My mission statement

The times we are working in now need a great deal of accelerated change and there must be no negotiating that down. So my mission statement for this part of my consultancy career is to be clear that there needs to be and will be a lot of change from the work that I do with individuals and organisations and if organisations don’t want that, then it is probably best to go somewhere else.

Read my statement in full »

Overwhelming NHS Problems #5. The money

Filed Under (Healthcare delivery, Reform of the NHS) by Paul on 28-03-2014

All this week I am trying to unpick the five major arguments being made about the overwhelming pressures that challenge the NHS. I am trying to uncover why the way in which these arguments are made is, rather than unlocking and forcing change, making that necessary radical change more difficult.

My overarching point is that it is the posing of these arguments as a set of challenges that are in fact overwhelming the NHS. What I am trying to is to demonstrate that each challenge presents opportunities for the NHS to adapt rather than being overwhelmed.

Today I want to discuss the money.

The money is one of the main arguments that feels overwhelming. This is partly because more and more people in the NHS believe that there won’t be more and more money and that’s a bit overwhelming.

For 60 years we have all been working in a service where we have been getting a larger slice of a bigger cake. The GDP has been growing and the proportion of that GDP that has been going into the NHS has also been growing. Even in difficult times, taken over a five year period, the amount of money has gone up and up.

For the last few years it has not been going up. But many people believed that eventually normal service would be resumed and money would start going up again. Only over the last few months have more and more people begun to recognise that if we are very lucky between now and 2020, it won’t go down.

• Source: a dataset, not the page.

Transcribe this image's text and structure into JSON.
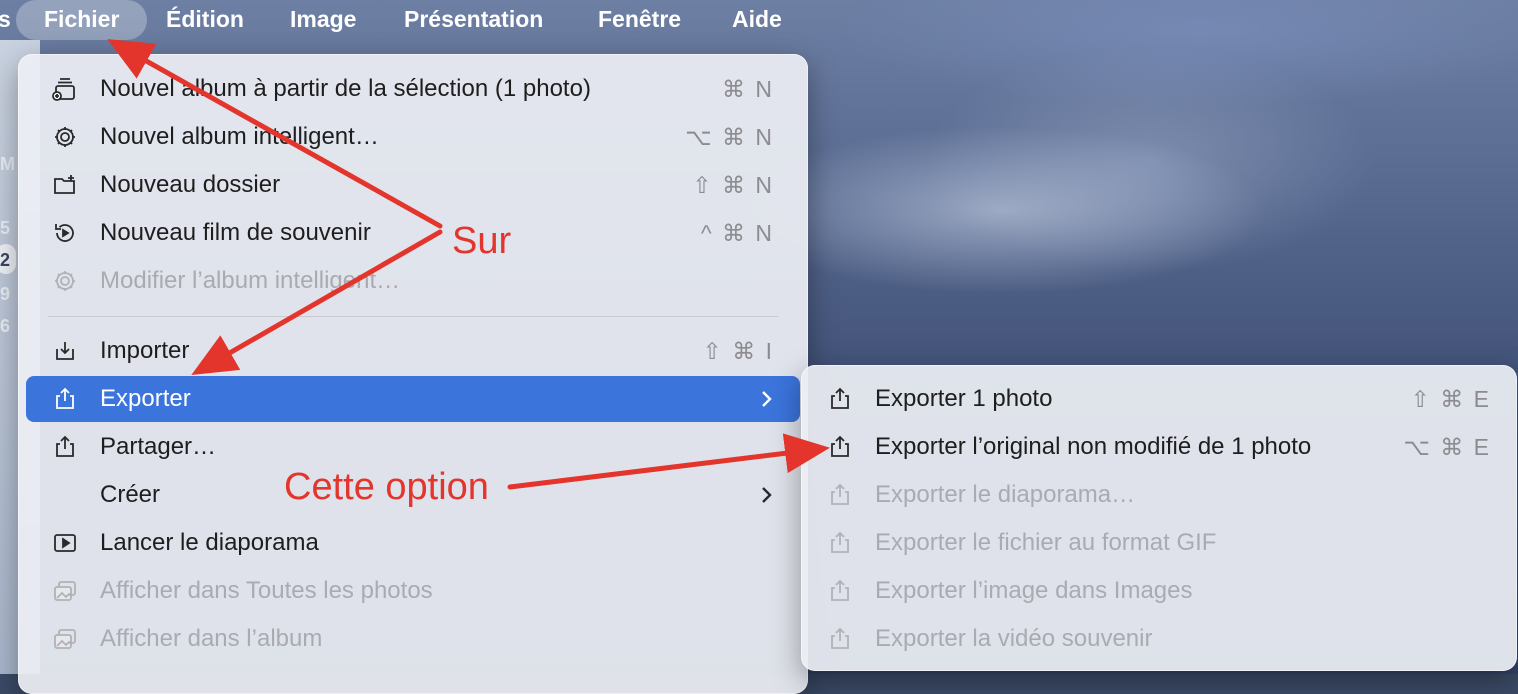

(Of course there are still some whose wishful thinking overcomes their judgment. But I hope for them that the passing of the budget last week – without a few billion extra pounds for the NHS – marked the end of that hope. The moment of maximum political pressure is the budget 14 months before an election. If the money is not found then why would it be found in the first four years of a new Parliament? No. What we have is what we will get)

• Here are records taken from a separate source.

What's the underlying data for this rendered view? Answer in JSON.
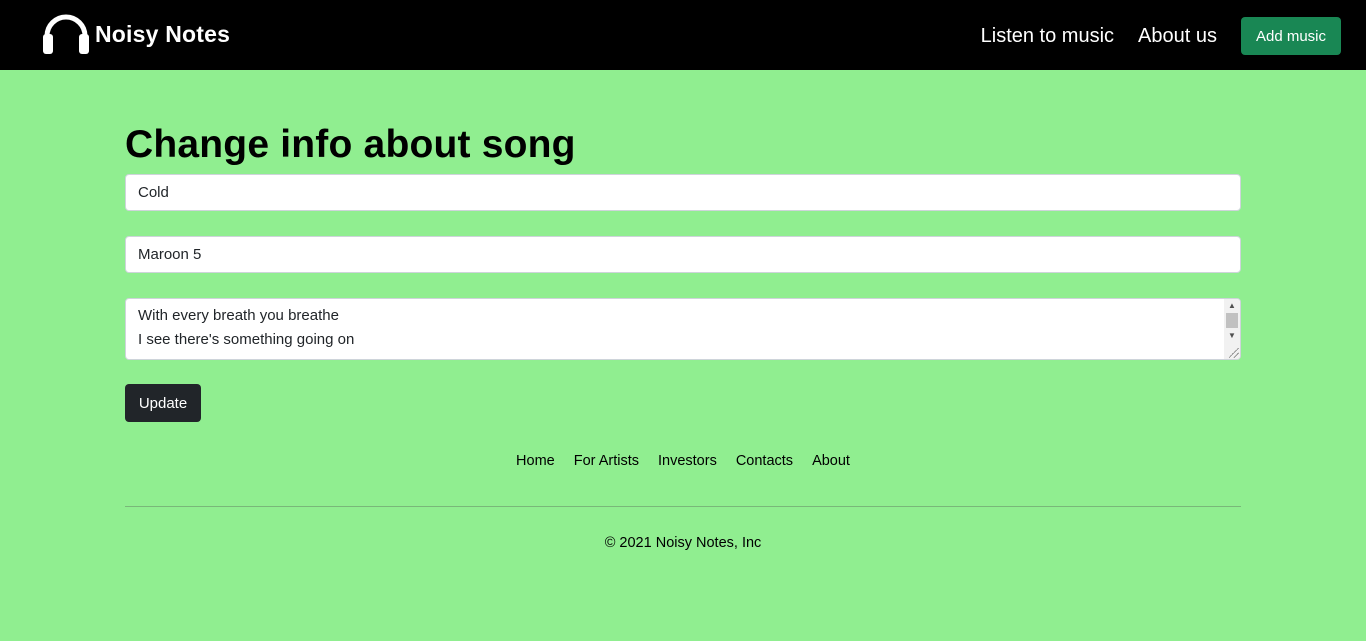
{
  "header": {
    "brand": "Noisy Notes",
    "brand_icon": "headphones-icon",
    "nav": [
      {
        "label": "Listen to music"
      },
      {
        "label": "About us"
      }
    ],
    "add_button": "Add music",
    "add_button_color": "#198754"
  },
  "main": {
    "title": "Change info about song",
    "song_title_value": "Cold",
    "artist_value": "Maroon 5",
    "lyrics_lines": [
      "With every breath you breathe",
      "I see there's something going on"
    ],
    "update_button": "Update"
  },
  "footer": {
    "links": [
      "Home",
      "For Artists",
      "Investors",
      "Contacts",
      "About"
    ],
    "copyright": "© 2021 Noisy Notes, Inc"
  },
  "colors": {
    "page_bg": "#90ee90",
    "navbar_bg": "#000000",
    "dark_button": "#212529"
  }
}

As more people realise this they begin to talk about the “Graph of Doom”. This shows demand increasing every year while money stays the same. The doom comes from the growing gap – that gets bigger every year.

This gap is based upon the expectation that we will continue to do what we have done before. If demand has gone up by 20% by 2020 the expectation is that, given we will treat these new sick people in the same way as we have treated sick people before, we will need 20% more money to do it.

We heard this logic last week when the RCGP said that to meet the new demand there would need to be 10,000 extra GPs. As reported the story contained the rather odd claim that GPs might become extinct.

(That’s a very strange word to use about the future of a bit of the medical profession. Is there no little bell that goes off in people’s heads when they make these claims?)

It’s true that GPs are under great pressure from rising demand, and what some of them are doing as I discussed on Wednesday in my blog about technology, is changing the nature of their consultations with patients to utilise their time and skills in different ways.

The NHS and social care will not be treating that extra 20% of demand in the same way that we treat them now. If they (and we) are lucky we will be providing a much better service of coordinated care with much less use of emergency beds for fewer exacerbations.

The NHS is not full of people who in five years’ time will have to do what they did five years ago.

It’s not full of people who have to deliver exactly the same service that they did five years ago in five years from now.

But it is full of people, at least those over 30, who have been used to working in a service where the money goes up all the time.

What we need to do is to use the inventiveness that has been there in the past to incorporate new forms of treatment to the service for better value for money.

One of the reasons why people are not doing that is that their leadership has been talking in such gloomy doomy ways about everything – including the money.

What we need from the new leadership of the NHS is some concerted hope for the future which sees all these difficulties that have been described as “overwhelming us” as issues that provide opportunities for development.

With a bit of good leadership we won’t be overwhelmed, but will use these pressures to grow.

My last post of this month long return to the blogosphere will be about the prospects of political leadership facing these changes.

Leave a Reply